“As the game tightens up, we get tight a little bit for some reason,” forward Chris Bosh said Friday. “We stop running plays that work. We’re not really reading and reacting correctly to the defense. Sometimes you have to be ahead of the curve and throw wrinkles in there to throw them off a little bit.”
Bosh said coach Erik Spoelstra has been calling more plays late in games than he would otherwise.
“He can call all the plays he wants; that doesn’t necessarily mean we’re going to score,” Bosh said. “It’s on the players.”
Several Heat regulars have seen their shooting percentage plummet in the fourth quarter. Mario Chalmers is shooting 42.6 percent in the first three quarters, 33.9 in the fourth. Luol Deng has gone from 51.4 to 41.9, Norris Cole from 39.8 to 32.5, Shawne Williams from 47.4 to 32.1, Bosh from 48.4 to 42.2.
Dwyane Wade’s fourth-quarter shooting has been good (48 percent), but he’s at 43.5 in the third. And Wade enters Sunday’s Bulls game in the midst of an unusual extended shooting slump.
Wade, who shot a remarkable 54.5 percent last season, ranks fourth in the league among shooting guards at 48.4 percent but has made less than 50 percent of his shots in his past nine games and is shooting 58 for 144 (40.3 percent) over that stretch.
Wade, who had headaches and dehydration earlier in the day Friday, said: “I was trying to get my legs under me [against Indiana]. They haven’t come with me yet. Hopefully, they come back soon.”
Wade, incidentally, said he’s not bothered by the fact Kyle Lowry surpassed him in fan voting to earn a starting backcourt spot in the All-Star Game.
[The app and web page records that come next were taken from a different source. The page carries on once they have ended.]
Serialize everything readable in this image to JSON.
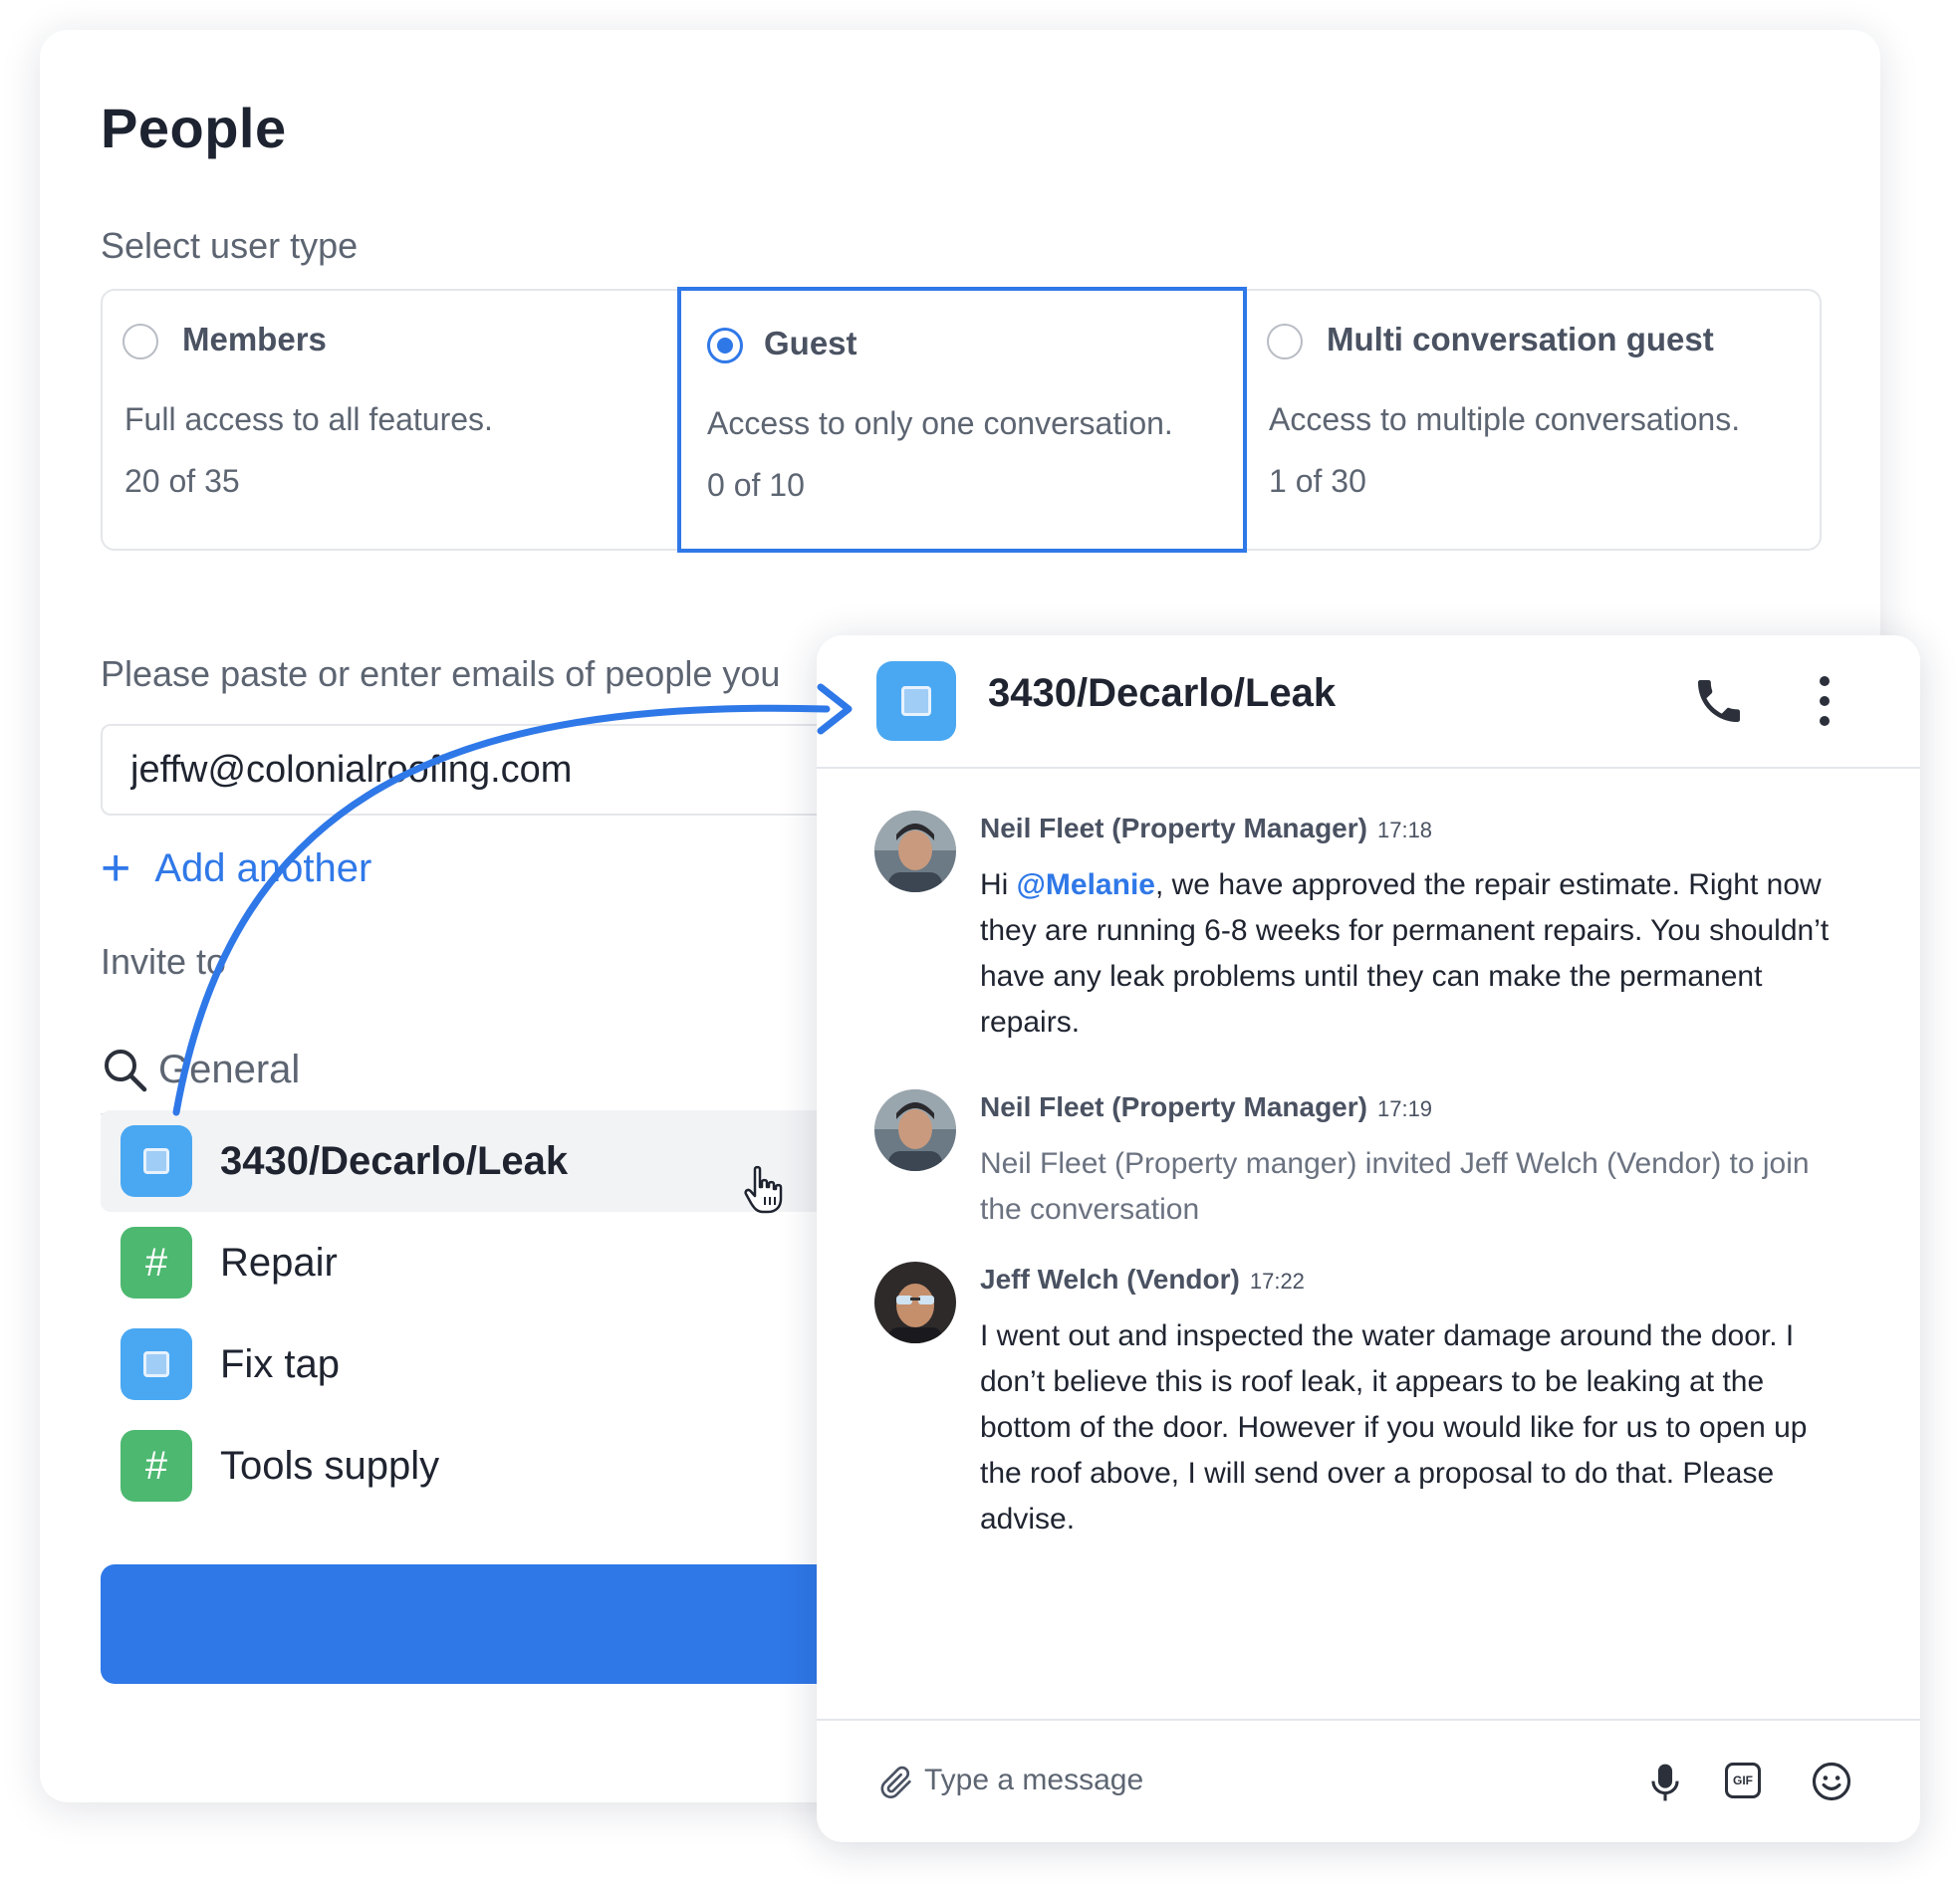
{
  "people": {
    "title": "People",
    "select_user_type_label": "Select user type",
    "user_types": [
      {
        "name": "Members",
        "description": "Full access to all features.",
        "count": "20 of 35",
        "selected": false
      },
      {
        "name": "Guest",
        "description": "Access to only one conversation.",
        "count": "0 of 10",
        "selected": true
      },
      {
        "name": "Multi conversation guest",
        "description": "Access to multiple conversations.",
        "count": "1 of 30",
        "selected": false
      }
    ],
    "emails_label": "Please paste or enter emails of people you",
    "email_value": "jeffw@colonialroofing.com",
    "add_another_label": "Add another",
    "invite_label": "Invite to",
    "search_placeholder": "General",
    "channels": [
      {
        "name": "3430/Decarlo/Leak",
        "icon": "conversation-icon",
        "selected": true
      },
      {
        "name": "Repair",
        "icon": "hash-icon",
        "selected": false
      },
      {
        "name": "Fix tap",
        "icon": "conversation-icon",
        "selected": false
      },
      {
        "name": "Tools supply",
        "icon": "hash-icon",
        "selected": false
      }
    ]
  },
  "conversation": {
    "title": "3430/Decarlo/Leak",
    "messages": [
      {
        "author": "Neil Fleet (Property Manager)",
        "time": "17:18",
        "mention": "@Melanie",
        "text_before": "Hi ",
        "text_after": ", we have approved the repair estimate. Right now they are running 6-8 weeks for permanent repairs. You shouldn’t have any leak problems until they can make the permanent repairs."
      },
      {
        "author": "Neil Fleet (Property Manager)",
        "time": "17:19",
        "text": "Neil Fleet (Property manger) invited Jeff Welch (Vendor) to join the conversation"
      },
      {
        "author": "Jeff Welch (Vendor)",
        "time": "17:22",
        "text": "I went out and inspected the water damage around the door. I don’t believe this is roof leak, it appears to be leaking at the bottom of the door. However if you would like for us to open up the roof above, I will send over a proposal to do that. Please advise."
      }
    ],
    "composer_placeholder": "Type a message",
    "gif_label": "GIF"
  },
  "colors": {
    "accent": "#2f78e8",
    "conversation_icon": "#4aa8f2",
    "channel_hash_icon": "#4db870"
  }
}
Lowry achieved that largely because of a Raptors-orchestrated social media campaign that helped him overcome Wade’s 115,803-vote lead two weeks ago.
“I wasn’t vote watching,” said Wade, who had been an All-Star starter since 2006. “[The Raptors] had an unbelievable campaign. Kudos to them. … It’s more important for him than it would have been to me.”
Asked if he expects to a named an Eastern Conference reserve, he said: “I don’t care about that stuff. It’s not really a concern for me.”
SUNDAY: HEAT AT BULLS
When/where: 1 p.m., United Center in Chicago.
TV/radio: ABC; WAXY 104.3 FM, 790 AM and WAQI 710 AM (Spanish).
Series: Bulls lead 54-43, including 1-0 this season.
Noteworthy: Playing without Chris Bosh, the Heat shot just 35 percent and Dwyane Wade was 7 for 18 in a 93-75 Bulls win Dec. 14 in Miami. … Two players are questionable with ankle injuries: Heat center Hassan Whiteside (who has missed two games) and Bulls forward Mike Dunleavy (who has missed 10). … The Bulls will honor Heat forward Luol Deng with a tribute during the first timeout; it’s his first appearance back in Chicago since his trade to Cleveland last January. Deng, who played 9 1/2 seasons in Chicago, said “there definitely will be emotions.”